“You are the salt of the earth. But if the salt loses its saltiness, how can it be made salty again? It is no longer good for anything, except to be thrown out and trampled by men. You are the light of the world. A city on a hill cannot be hidden. Neither do people light a lamp and put it under a bowl. Instead they put it on its stand, and it gives light to everyone in the house. In the same way, let your light shine before men, that they may see your good deeds and praise your Father in heaven.” —Matthew 5:13-16
What Christ does here is amazing. He who called himself the Light of the World (John 8:12) assigns to us the same name! What is he saying? He is telling us that our mission here is to reflect his light wherever darkness exists.
Now think about this. There is never a day that you are not in contact with darkness in some form. Maybe it is the darkness of your child’s rebellion. Maybe it is the darkness of a community injustice. Maybe it is the darkness of the materialism all around you, or your marital difficulties, or the solitude and alienation of someone in your neighborhood. Maybe it is the darkness of the whininess and self-focus that complicates the relationships around you. Maybe it is the darkness of the falsehoods that grip the culture you live in. Somehow, some way, at street level, you are in contact with darkness every day.
How are you called to respond? You must not be content with avoiding the darkness. You must not be content with surviving the darkness. You are called to shine light into the darkness. Jesus is essentially saying, “You have been lit by the light of my grace and truth. Now go shine!” The passage calls us to consider how nonsensical it would be to light a lamp and then cover it. Truly, to have a light, yet obscure it so it lights nothing, simply makes no sense.

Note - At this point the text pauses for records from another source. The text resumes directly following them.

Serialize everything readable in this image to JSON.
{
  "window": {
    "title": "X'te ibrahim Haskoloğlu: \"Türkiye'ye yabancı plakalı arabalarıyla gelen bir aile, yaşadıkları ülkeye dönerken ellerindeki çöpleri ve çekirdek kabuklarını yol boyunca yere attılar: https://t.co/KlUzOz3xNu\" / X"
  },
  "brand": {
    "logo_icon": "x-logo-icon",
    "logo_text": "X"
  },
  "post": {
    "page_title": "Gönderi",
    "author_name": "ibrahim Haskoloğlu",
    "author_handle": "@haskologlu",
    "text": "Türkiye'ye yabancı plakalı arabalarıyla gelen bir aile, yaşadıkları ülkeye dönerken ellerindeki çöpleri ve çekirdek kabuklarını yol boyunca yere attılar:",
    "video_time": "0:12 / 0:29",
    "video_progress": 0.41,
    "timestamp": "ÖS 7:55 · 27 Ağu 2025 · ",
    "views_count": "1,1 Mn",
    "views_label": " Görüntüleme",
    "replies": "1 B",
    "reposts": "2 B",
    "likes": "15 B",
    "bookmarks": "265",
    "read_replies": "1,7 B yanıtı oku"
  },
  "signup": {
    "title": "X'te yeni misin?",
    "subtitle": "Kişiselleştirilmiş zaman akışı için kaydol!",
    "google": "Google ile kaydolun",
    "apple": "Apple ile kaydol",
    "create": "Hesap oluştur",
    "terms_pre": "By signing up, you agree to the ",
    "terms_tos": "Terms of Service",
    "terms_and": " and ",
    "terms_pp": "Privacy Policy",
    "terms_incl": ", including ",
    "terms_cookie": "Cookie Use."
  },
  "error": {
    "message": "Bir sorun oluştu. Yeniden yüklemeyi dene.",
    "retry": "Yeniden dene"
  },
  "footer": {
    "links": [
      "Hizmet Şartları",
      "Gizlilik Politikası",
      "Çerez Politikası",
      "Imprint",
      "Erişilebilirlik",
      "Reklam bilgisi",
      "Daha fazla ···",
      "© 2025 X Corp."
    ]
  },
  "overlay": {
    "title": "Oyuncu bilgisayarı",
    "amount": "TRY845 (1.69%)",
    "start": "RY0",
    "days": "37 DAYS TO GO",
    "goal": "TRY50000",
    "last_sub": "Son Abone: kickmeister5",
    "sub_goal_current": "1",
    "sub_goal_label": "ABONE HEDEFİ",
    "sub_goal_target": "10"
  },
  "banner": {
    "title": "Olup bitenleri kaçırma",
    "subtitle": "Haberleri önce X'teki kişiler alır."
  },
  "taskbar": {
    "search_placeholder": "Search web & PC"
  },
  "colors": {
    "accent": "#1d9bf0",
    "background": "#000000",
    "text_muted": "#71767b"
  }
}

That darkness is all around us, everywhere we go. Yet to each of these places we carry with us the light of transforming grace. That which has been so tragically darkened by sin can be illuminated by the Light of the World who dwells within us. Because of this, I can live excited by my new-found ministry potential. I can live looking for opportunities to shine, that I might be part of what God is doing in the places where he has put me. I can begin to be motivated by the high calling I have been given. I can be justifiably amazed that God would choose me to be part of the most important work in the universe—the redemption of the lost.
How could it be that God would place his name on me? How could it be that he would pick me up in his hands and use me as a tool of renewal, restoration, and redemption? No matter how much worldly success I achieve, no matter how much wealth I acquire, no matter how much honor in the eyes of others I am given, and no matter how many wonderful things I experience, there is nothing that could ever compete or compare with the surpassing honor of knowing God and being chosen to be part of what he is doing on earth.
from Broken-Down House by Paul David Tripp